Below are some entries. Count the lines where "screenshot" appears and state only that number.
--- RECORDS FOR THIS TASK ---
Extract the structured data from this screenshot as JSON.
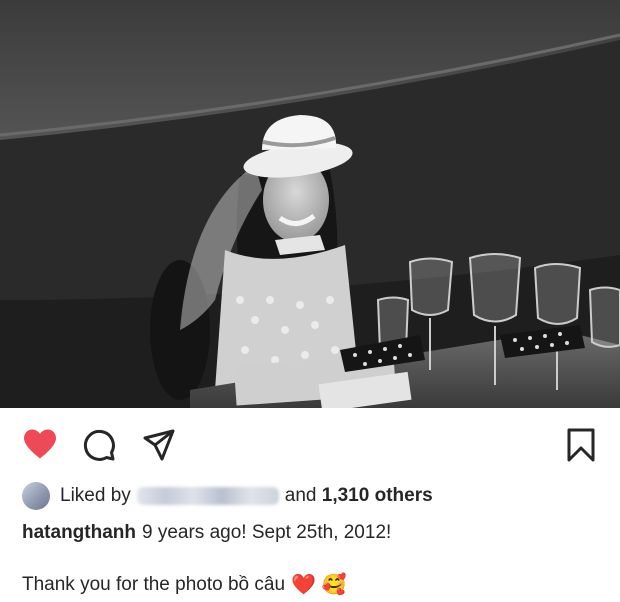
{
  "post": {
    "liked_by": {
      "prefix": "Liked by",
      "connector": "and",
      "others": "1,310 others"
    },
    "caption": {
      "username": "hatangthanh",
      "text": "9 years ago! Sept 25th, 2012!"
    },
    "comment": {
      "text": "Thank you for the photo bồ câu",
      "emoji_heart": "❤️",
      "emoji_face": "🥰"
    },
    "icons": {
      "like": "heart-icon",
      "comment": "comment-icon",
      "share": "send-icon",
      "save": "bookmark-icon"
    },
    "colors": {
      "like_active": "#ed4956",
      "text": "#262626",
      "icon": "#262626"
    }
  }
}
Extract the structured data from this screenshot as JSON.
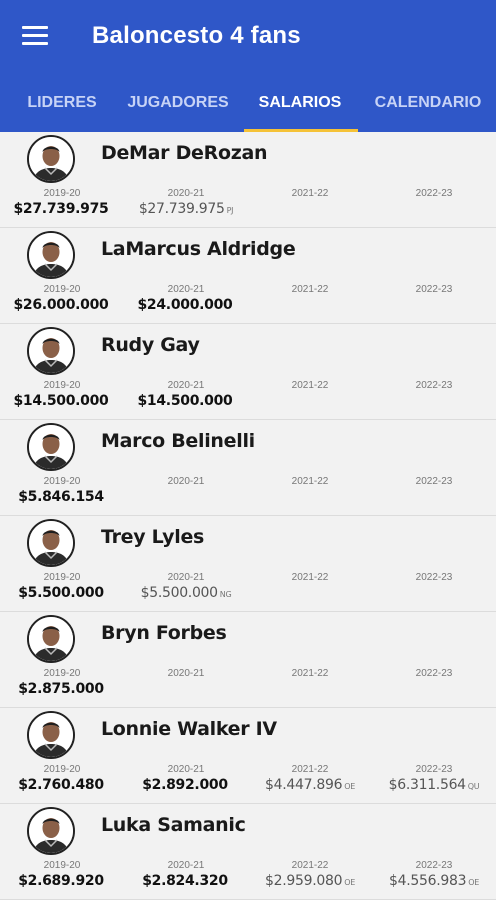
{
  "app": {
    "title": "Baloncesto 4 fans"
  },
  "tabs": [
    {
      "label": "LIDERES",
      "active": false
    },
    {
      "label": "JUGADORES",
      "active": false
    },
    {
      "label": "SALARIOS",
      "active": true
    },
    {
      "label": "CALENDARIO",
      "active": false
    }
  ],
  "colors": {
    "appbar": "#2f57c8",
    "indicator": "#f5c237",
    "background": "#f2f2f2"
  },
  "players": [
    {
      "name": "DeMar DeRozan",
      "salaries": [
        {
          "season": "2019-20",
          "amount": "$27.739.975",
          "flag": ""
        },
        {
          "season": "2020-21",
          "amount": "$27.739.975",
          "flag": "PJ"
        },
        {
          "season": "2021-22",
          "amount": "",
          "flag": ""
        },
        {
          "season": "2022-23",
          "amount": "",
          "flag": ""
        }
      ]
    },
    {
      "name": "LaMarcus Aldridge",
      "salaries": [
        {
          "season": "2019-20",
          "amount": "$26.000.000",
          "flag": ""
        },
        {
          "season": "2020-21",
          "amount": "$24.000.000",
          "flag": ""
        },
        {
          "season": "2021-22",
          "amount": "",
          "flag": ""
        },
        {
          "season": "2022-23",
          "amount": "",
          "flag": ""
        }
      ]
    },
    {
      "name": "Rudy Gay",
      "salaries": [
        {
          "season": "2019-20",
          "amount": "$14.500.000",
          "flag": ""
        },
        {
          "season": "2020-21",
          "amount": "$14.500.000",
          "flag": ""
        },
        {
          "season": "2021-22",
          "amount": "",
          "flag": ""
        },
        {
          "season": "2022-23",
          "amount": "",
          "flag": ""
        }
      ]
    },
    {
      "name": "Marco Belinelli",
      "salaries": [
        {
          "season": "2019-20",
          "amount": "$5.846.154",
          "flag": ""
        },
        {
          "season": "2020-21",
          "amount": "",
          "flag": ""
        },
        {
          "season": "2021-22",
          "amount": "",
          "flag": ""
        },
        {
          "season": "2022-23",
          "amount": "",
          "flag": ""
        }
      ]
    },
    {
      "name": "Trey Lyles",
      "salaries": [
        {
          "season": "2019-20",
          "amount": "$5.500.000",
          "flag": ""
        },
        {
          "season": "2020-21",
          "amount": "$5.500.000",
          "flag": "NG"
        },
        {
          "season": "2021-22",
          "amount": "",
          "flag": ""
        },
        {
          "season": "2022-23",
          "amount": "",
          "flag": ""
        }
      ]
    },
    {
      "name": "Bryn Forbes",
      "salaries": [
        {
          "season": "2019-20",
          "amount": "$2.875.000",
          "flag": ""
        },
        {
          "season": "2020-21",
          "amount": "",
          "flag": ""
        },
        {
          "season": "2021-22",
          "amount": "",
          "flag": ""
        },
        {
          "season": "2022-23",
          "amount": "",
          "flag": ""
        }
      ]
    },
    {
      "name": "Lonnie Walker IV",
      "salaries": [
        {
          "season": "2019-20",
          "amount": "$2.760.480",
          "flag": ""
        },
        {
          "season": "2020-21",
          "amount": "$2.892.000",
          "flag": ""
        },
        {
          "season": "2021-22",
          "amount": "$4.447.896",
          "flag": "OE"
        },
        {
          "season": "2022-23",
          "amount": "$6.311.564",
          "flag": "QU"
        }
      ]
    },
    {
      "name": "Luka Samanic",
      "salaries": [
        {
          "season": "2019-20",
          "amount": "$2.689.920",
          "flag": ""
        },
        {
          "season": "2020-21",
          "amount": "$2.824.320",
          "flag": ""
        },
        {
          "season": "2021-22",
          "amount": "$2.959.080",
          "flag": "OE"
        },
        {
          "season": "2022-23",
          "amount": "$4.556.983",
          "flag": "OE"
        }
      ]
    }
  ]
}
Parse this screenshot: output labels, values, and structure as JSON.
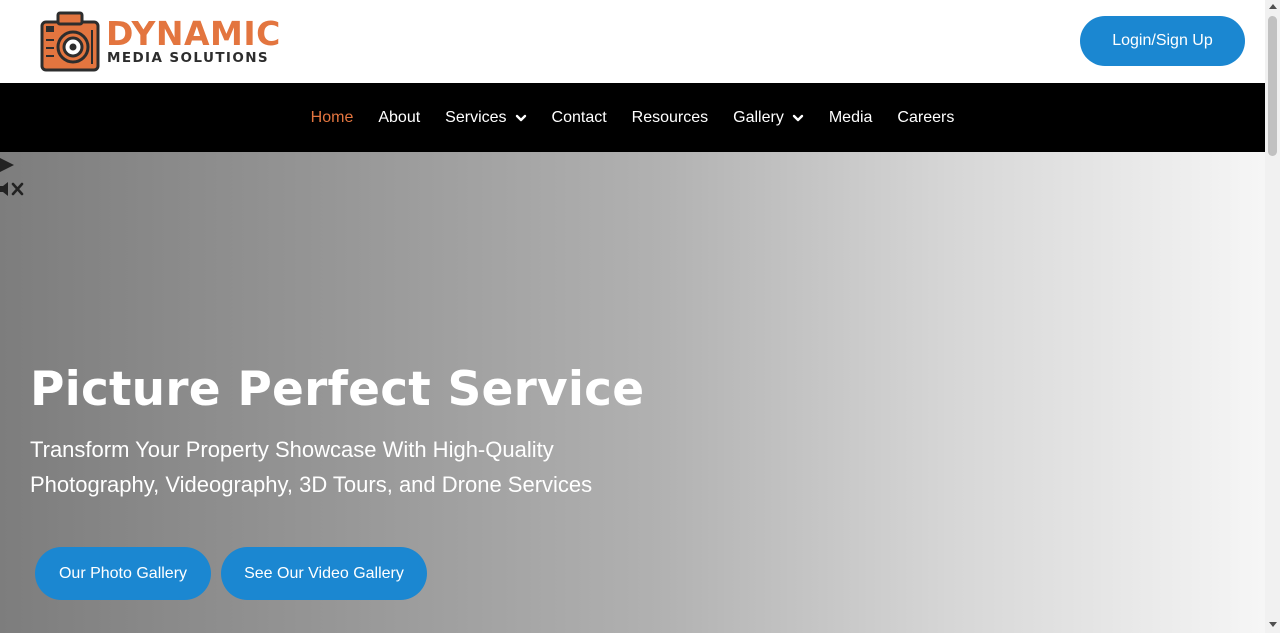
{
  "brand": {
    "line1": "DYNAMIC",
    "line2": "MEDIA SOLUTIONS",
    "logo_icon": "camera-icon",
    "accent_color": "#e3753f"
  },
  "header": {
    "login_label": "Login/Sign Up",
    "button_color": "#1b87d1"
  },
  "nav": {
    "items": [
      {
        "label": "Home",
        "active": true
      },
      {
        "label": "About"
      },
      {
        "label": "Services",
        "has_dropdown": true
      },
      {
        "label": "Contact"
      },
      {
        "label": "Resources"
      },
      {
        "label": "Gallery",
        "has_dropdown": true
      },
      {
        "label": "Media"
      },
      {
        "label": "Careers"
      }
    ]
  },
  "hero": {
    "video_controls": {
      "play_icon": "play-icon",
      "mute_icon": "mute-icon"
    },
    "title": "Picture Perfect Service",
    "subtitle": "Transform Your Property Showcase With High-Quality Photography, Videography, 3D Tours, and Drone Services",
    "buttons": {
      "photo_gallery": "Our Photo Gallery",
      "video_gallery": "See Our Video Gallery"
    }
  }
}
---
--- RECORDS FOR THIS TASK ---
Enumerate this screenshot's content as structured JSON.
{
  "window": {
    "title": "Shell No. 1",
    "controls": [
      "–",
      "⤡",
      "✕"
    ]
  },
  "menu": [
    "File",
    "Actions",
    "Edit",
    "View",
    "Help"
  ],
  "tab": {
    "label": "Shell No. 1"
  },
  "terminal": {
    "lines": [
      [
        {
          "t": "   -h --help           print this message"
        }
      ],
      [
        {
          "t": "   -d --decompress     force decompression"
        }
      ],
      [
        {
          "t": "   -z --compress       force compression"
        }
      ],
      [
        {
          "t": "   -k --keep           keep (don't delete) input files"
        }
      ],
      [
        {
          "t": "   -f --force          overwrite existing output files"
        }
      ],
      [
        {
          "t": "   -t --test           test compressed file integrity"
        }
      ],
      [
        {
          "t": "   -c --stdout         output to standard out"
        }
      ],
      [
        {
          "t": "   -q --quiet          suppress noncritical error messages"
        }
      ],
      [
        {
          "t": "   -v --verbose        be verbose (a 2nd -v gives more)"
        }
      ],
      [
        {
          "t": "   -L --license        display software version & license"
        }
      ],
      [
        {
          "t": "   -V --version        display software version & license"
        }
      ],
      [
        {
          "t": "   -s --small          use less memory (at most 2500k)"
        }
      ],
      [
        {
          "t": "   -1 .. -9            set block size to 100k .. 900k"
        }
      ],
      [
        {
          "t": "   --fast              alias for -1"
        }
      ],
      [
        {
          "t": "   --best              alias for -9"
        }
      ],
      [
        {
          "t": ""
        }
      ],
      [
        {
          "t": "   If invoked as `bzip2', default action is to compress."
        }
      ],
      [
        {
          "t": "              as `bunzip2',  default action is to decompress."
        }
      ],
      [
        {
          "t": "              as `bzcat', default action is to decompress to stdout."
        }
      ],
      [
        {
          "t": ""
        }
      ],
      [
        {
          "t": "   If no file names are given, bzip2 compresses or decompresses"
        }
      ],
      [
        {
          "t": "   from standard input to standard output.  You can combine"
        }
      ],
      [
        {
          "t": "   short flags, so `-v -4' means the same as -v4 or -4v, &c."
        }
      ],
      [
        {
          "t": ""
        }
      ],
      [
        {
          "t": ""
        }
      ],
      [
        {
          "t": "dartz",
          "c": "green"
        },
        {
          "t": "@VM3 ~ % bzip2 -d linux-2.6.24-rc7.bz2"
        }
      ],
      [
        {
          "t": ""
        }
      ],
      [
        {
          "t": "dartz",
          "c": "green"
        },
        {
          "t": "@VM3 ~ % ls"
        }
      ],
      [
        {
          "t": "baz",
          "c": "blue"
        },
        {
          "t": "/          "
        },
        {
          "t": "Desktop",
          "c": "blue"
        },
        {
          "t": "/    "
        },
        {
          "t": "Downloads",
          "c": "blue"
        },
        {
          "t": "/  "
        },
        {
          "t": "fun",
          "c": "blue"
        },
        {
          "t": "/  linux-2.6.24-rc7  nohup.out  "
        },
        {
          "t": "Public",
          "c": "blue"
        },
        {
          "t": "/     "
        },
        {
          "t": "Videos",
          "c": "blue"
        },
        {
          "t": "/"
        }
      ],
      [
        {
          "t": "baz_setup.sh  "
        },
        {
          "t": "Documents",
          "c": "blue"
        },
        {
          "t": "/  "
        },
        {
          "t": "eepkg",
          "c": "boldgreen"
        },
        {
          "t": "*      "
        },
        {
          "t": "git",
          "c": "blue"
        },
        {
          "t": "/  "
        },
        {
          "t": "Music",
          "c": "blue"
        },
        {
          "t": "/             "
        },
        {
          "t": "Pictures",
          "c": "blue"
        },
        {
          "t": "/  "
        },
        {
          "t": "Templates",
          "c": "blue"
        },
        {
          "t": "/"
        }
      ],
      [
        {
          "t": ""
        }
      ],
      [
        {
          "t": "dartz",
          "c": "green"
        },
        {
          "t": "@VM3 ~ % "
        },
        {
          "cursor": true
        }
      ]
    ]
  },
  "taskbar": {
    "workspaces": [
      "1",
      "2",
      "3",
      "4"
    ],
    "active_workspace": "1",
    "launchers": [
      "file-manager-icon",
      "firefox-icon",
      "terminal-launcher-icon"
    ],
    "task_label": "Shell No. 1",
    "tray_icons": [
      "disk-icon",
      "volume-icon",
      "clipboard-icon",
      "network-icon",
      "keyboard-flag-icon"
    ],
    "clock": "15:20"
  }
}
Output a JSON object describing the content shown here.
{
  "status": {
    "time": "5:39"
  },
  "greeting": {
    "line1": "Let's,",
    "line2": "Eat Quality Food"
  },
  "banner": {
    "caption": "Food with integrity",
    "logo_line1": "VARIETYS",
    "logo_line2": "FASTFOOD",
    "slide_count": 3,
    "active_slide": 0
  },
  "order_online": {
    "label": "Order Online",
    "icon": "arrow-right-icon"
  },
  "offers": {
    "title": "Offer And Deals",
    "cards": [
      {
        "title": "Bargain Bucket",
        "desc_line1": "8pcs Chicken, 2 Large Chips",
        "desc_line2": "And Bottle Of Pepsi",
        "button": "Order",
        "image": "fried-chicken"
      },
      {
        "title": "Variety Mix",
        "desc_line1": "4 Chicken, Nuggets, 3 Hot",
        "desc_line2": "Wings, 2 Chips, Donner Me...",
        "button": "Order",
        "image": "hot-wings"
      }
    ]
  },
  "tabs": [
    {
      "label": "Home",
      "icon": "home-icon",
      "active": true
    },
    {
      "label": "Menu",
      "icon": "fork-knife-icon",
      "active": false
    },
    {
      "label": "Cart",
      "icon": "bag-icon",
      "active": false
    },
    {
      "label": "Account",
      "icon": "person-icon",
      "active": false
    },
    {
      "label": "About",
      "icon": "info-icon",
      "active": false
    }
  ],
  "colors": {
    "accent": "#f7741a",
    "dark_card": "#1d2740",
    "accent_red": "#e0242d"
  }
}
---
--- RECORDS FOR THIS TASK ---
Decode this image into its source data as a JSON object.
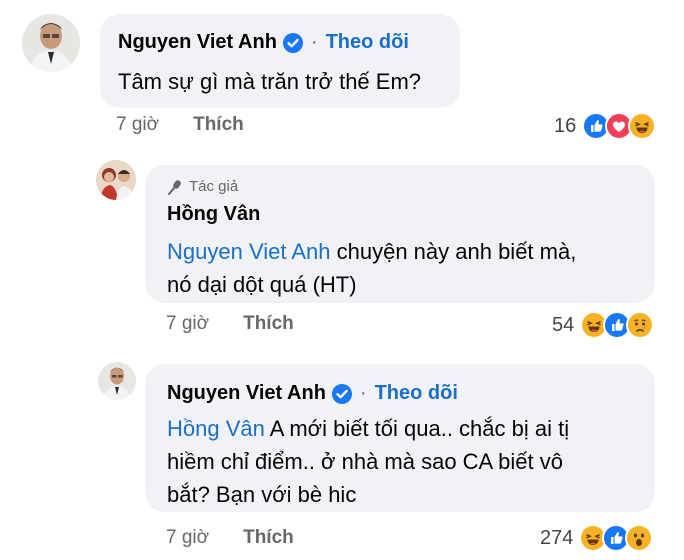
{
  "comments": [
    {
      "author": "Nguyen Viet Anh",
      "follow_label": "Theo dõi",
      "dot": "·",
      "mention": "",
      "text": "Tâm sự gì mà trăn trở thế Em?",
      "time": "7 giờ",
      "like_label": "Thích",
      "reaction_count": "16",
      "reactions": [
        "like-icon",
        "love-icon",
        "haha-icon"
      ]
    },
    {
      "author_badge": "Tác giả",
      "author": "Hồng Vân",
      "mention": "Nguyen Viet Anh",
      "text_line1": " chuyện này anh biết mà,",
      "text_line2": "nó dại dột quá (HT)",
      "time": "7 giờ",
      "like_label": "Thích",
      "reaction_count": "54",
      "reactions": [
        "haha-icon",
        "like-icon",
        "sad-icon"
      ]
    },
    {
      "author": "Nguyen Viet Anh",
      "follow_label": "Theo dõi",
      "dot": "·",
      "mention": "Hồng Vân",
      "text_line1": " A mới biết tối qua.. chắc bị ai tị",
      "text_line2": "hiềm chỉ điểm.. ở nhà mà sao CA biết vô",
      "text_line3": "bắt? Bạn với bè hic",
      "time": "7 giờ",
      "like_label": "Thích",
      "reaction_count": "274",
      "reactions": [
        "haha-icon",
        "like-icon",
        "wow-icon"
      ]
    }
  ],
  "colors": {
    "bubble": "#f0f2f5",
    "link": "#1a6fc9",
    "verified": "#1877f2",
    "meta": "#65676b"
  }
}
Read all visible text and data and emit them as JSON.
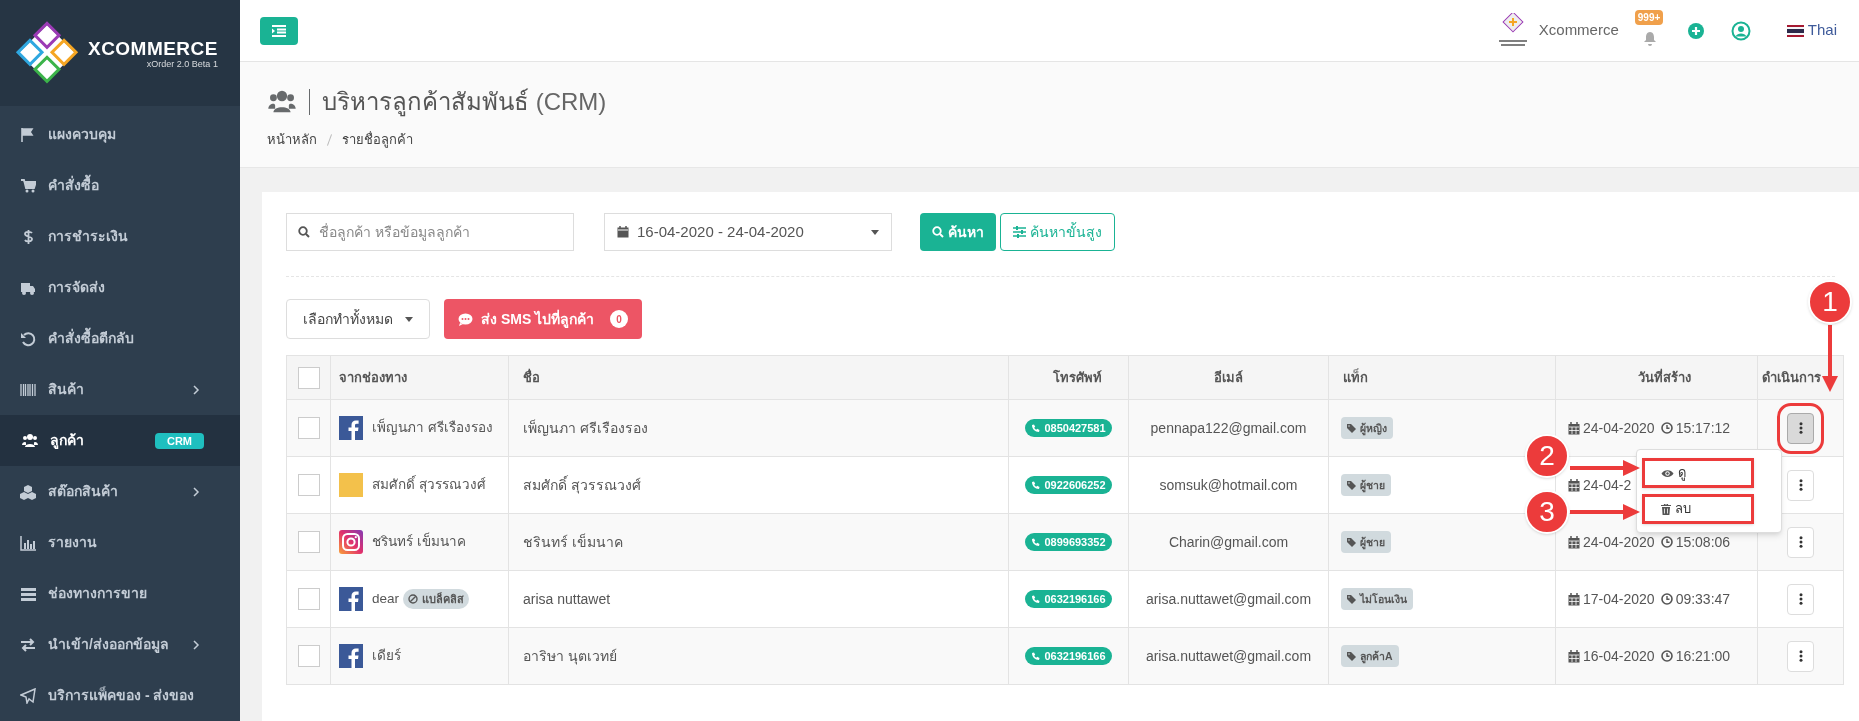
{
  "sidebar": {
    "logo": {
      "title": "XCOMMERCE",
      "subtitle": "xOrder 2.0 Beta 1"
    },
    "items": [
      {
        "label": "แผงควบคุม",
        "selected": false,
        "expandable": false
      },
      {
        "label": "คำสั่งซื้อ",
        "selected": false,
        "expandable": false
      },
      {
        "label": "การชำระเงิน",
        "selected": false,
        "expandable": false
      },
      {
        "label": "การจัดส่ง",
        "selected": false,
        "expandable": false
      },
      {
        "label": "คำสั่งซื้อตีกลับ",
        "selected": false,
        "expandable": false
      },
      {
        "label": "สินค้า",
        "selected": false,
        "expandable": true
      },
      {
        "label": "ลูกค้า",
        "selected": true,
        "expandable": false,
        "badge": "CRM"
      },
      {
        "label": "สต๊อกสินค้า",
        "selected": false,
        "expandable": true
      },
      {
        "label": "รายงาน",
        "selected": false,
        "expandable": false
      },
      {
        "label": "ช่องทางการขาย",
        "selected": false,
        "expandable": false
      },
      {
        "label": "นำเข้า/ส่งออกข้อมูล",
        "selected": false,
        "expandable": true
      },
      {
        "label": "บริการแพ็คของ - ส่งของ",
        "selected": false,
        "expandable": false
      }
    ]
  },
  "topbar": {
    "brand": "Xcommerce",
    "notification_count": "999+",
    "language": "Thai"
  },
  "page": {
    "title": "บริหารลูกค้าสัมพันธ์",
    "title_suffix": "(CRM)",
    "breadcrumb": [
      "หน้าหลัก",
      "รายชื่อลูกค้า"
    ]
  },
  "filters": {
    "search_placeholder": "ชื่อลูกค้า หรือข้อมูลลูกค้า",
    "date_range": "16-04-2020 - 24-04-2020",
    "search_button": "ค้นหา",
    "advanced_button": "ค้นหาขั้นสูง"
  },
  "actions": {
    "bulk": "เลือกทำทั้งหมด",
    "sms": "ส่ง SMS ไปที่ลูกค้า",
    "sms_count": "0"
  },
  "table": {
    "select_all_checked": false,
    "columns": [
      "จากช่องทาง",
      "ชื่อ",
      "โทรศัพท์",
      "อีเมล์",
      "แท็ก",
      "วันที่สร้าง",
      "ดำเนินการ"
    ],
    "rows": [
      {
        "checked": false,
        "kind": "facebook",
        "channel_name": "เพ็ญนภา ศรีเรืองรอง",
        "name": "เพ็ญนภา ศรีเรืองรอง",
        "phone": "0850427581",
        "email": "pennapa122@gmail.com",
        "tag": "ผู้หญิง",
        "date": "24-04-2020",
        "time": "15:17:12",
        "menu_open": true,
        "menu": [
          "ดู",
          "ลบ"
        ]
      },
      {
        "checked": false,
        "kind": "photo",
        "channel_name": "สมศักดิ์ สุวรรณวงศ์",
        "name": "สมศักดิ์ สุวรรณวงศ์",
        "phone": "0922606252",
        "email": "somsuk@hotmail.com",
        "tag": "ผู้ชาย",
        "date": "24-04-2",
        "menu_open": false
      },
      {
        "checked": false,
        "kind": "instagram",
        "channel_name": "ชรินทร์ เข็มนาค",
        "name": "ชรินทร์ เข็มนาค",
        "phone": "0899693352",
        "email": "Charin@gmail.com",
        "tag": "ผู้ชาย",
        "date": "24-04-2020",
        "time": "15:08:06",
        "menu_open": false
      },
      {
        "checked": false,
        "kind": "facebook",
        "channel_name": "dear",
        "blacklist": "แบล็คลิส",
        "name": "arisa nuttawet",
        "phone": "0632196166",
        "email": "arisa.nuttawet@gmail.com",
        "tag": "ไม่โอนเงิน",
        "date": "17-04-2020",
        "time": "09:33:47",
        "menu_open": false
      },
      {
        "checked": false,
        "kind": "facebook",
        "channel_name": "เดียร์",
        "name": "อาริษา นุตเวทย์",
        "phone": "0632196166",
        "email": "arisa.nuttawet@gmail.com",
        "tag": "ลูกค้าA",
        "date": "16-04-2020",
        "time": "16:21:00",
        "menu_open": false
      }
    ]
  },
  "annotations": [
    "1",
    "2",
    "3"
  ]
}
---
→ **RESPONSE BELOW**
4